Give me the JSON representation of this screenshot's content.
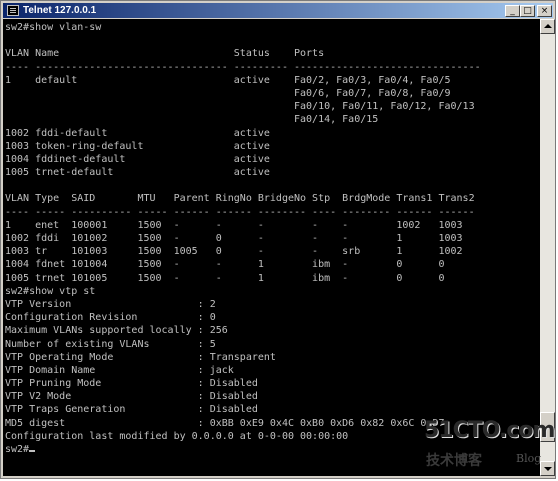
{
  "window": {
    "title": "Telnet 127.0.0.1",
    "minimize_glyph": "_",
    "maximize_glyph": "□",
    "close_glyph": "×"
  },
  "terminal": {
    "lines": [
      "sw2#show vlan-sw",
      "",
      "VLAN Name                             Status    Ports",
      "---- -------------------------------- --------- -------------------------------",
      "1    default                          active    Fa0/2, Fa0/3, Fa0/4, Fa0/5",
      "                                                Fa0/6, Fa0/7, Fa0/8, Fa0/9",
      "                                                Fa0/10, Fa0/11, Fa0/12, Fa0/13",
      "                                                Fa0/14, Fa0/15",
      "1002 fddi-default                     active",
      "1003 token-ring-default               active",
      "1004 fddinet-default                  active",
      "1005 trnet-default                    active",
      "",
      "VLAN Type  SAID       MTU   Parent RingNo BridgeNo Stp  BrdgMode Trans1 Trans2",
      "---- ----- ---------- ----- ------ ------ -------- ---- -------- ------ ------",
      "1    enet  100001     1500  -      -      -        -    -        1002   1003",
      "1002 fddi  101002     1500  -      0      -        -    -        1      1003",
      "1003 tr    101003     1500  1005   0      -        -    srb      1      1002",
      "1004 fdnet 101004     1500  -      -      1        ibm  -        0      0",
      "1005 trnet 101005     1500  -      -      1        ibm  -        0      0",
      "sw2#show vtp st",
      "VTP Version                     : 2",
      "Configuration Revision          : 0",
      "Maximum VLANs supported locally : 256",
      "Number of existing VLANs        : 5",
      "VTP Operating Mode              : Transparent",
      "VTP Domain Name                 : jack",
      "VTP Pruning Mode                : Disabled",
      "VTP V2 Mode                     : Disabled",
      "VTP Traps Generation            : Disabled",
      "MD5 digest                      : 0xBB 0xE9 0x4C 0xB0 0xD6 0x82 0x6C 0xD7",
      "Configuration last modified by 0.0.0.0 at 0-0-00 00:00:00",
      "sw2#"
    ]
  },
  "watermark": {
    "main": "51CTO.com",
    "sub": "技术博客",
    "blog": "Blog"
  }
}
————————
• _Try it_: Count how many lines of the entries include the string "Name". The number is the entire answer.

• _Solved exercise_: 2